Consumer-generated content (CGC) is one of the newer facets of online marketing. The basic premise behind CGC is that you get consumers in your industry to create content for you, allowing you to promote that content to the rest of your audience.
A great way to get users to create content permissible for you to use is through contests.
For instance, say that your company sells gardening equipment. You could run a contest wherein your customers submit a video showing off the gardens they’ve created with the help of your equipment. The prize could be more free equipment.
There are two reasons why consumers would be likely to enter the contest. For one, human nature dictates that we love showing off whatever we’re proud of, and consumers will certainly be proud of the work they put into their gardens. And secondly, everybody loves free stuff.
The videos submitted can then be promoted on your social media or whatever other channels you choose.
End with a Call to Action
The worst thing your video could ever do is just fade to black, concluding without your viewers receiving any direction on where to go next or how to proceed. Their natural reaction, of course, will simply be to exit the tab and leave.

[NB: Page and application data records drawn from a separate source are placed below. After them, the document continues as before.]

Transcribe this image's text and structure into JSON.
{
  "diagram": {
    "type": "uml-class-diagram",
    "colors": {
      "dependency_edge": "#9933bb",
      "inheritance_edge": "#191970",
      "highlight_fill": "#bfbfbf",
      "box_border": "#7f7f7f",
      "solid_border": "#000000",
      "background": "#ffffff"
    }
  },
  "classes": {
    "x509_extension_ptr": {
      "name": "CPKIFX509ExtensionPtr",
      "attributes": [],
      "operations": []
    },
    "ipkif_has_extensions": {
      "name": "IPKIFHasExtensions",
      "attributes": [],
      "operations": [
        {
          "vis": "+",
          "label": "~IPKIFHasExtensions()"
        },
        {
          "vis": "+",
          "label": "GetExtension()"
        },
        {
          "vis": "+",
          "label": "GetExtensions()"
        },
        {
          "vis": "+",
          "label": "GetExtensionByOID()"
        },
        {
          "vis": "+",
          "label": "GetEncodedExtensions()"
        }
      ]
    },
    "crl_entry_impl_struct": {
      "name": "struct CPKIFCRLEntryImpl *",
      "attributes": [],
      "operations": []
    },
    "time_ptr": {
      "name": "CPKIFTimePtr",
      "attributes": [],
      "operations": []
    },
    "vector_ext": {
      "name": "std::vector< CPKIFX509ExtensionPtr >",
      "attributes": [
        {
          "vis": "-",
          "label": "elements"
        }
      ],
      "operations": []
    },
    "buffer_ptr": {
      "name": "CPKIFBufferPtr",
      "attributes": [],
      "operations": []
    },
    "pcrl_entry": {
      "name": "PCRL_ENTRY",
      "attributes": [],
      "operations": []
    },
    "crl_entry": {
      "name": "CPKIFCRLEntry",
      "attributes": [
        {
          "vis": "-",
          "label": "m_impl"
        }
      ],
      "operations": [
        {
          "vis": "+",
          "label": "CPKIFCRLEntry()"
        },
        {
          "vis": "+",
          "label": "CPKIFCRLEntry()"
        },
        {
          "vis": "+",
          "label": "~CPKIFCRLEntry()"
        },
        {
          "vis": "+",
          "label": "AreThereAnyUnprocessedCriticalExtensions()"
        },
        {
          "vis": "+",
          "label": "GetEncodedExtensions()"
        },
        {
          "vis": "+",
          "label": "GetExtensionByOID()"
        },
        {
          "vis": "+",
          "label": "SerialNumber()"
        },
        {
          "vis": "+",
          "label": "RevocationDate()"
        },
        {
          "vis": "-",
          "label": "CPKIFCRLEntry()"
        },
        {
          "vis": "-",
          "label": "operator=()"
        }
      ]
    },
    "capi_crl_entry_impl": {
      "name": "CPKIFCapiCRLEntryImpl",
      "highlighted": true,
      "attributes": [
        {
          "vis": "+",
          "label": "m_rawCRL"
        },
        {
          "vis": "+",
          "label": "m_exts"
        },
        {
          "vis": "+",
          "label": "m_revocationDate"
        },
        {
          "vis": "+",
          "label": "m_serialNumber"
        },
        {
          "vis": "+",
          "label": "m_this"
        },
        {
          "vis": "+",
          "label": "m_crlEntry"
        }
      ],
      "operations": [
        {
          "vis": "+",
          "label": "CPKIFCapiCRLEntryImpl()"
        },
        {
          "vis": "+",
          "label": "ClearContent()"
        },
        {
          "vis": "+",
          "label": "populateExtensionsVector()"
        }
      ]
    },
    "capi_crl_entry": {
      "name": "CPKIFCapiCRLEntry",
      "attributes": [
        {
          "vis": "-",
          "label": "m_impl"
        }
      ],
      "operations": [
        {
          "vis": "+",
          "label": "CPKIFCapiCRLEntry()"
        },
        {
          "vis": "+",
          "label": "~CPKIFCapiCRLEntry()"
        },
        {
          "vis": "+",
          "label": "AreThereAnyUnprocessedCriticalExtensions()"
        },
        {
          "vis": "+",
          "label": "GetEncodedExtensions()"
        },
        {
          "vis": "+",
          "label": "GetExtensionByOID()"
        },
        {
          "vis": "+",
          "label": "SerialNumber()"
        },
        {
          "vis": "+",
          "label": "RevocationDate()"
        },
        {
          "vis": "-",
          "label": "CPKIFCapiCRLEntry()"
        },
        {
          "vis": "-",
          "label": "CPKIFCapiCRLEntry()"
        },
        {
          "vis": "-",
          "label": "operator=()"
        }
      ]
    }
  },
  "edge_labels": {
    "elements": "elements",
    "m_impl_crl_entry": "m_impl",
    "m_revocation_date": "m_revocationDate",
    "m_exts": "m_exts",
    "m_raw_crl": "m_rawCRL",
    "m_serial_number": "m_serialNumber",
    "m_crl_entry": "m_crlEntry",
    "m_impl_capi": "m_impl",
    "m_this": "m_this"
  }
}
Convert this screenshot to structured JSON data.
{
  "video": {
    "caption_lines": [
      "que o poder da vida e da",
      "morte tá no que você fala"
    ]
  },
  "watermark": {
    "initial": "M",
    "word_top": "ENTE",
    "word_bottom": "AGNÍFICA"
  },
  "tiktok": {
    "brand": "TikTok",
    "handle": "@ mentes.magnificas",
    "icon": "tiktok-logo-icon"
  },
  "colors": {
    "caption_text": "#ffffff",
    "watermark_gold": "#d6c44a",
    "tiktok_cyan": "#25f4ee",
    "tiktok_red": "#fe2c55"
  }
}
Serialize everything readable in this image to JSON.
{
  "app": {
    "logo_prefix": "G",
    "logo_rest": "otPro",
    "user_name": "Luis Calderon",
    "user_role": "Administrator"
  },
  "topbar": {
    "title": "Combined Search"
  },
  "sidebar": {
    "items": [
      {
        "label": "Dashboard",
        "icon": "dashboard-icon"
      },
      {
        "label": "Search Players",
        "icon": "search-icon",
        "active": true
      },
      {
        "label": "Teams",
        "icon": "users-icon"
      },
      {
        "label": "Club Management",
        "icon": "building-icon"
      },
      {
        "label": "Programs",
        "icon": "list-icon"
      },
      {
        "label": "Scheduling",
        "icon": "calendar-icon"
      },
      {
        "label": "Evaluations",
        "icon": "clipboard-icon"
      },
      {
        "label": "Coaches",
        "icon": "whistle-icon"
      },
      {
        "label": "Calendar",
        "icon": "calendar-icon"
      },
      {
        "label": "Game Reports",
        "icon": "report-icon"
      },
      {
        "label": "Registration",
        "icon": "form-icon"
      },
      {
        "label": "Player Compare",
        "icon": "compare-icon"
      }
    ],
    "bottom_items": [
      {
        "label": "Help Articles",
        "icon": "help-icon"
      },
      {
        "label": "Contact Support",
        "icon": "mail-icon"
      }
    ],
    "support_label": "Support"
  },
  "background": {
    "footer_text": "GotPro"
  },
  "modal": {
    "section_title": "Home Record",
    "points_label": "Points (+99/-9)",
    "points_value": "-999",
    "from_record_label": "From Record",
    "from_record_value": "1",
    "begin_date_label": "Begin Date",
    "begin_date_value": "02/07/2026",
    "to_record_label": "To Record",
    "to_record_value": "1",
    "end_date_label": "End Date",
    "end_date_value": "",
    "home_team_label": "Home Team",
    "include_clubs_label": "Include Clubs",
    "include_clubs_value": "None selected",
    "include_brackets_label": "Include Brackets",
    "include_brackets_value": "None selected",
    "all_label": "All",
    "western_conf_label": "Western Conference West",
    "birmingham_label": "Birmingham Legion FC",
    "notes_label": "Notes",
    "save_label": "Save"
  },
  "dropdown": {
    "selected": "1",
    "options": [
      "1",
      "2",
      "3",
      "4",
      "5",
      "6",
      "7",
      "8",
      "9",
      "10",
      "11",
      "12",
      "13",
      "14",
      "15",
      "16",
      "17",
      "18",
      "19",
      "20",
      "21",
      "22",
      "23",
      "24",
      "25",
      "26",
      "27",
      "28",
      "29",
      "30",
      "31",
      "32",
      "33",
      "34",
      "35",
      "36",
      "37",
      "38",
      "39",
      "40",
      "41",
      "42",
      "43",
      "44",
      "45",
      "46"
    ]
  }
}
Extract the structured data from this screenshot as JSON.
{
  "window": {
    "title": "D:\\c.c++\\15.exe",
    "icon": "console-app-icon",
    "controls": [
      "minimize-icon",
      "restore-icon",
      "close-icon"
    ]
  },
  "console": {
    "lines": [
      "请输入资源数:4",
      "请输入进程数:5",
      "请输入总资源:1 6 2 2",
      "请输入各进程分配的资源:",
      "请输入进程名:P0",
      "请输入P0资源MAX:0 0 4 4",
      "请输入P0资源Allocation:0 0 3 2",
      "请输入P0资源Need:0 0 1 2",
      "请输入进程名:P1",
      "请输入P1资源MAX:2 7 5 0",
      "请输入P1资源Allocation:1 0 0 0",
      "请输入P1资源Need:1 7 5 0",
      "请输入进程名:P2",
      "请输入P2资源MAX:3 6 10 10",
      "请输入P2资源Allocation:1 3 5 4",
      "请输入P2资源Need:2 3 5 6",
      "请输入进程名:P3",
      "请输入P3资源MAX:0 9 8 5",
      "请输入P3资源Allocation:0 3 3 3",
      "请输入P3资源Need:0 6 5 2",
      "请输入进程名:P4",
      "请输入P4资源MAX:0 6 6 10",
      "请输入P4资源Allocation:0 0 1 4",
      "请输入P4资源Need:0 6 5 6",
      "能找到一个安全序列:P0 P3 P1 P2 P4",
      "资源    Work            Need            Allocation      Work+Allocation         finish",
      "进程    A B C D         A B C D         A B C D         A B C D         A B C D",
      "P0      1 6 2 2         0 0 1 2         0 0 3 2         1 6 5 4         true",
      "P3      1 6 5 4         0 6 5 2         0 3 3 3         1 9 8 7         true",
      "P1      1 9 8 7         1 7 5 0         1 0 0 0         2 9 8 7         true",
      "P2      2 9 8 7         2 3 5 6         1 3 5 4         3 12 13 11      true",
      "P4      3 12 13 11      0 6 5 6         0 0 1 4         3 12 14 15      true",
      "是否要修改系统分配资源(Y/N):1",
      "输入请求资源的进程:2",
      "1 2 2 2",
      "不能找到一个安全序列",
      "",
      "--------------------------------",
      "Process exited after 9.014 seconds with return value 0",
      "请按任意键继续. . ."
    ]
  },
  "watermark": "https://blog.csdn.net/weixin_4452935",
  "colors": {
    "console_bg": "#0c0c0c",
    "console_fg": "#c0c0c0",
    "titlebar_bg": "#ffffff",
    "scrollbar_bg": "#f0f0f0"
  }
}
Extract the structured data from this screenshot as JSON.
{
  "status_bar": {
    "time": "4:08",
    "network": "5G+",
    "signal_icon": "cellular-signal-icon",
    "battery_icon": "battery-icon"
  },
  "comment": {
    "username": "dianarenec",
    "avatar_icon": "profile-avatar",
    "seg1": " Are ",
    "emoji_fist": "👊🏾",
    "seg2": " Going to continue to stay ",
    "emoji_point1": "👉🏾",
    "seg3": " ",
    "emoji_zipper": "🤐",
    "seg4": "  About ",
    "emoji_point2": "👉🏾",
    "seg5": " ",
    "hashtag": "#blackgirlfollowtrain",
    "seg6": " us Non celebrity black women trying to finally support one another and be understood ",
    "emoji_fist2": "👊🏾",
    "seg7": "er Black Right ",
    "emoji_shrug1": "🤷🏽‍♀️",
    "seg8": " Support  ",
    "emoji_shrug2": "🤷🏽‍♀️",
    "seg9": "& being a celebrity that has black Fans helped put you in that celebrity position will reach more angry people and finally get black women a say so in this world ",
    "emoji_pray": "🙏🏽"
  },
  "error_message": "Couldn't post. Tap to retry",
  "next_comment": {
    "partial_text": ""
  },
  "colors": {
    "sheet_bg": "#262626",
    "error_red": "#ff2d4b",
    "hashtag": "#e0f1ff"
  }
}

You can prevent losing this audience by always ending your videos with a call to action. For example, if you’ve published the video on YouTube or social media, direct your viewers to click a link in the description to get them on your website to check out your products.
At the very least, you want to be asking viewers to share the video to their networks so you can be continually expanding reach.
Never Forget to Track
Our final tip ties right in with our first one regarding goal-setting.
Once again, video marketing is a big commitment. After setting your goals, you need to be paying attention to your analytics to make sure that you’re on track to achieve those objectives.
Viewership, social media shares, influencer mentions, click-throughs, conversion rates are all important metrics to track that will help you assess the impact of each video. These analytics show you what you’re doing wrong and how to fix it.
You might be getting tens of thousands of viewers on YouTube, but if more people are clicking through from Vimeo, that might indicate you need to focus more on Vimeo as a distribution channel. Or if social media is your most significant conversion generator, then it might be time to devote most of your resources to Snapchat, Instagram, or Facebook.
Either way, you won’t know how to improve the effectiveness of your video campaign if you’re not tracking everything every step of the way.
As you begin your video campaigns, use this list of best practices to guide your way. If you find the right video team, track your progress, and utilize all of the various tools and channels available, it’s hard to not see success with video marketing. Good luck!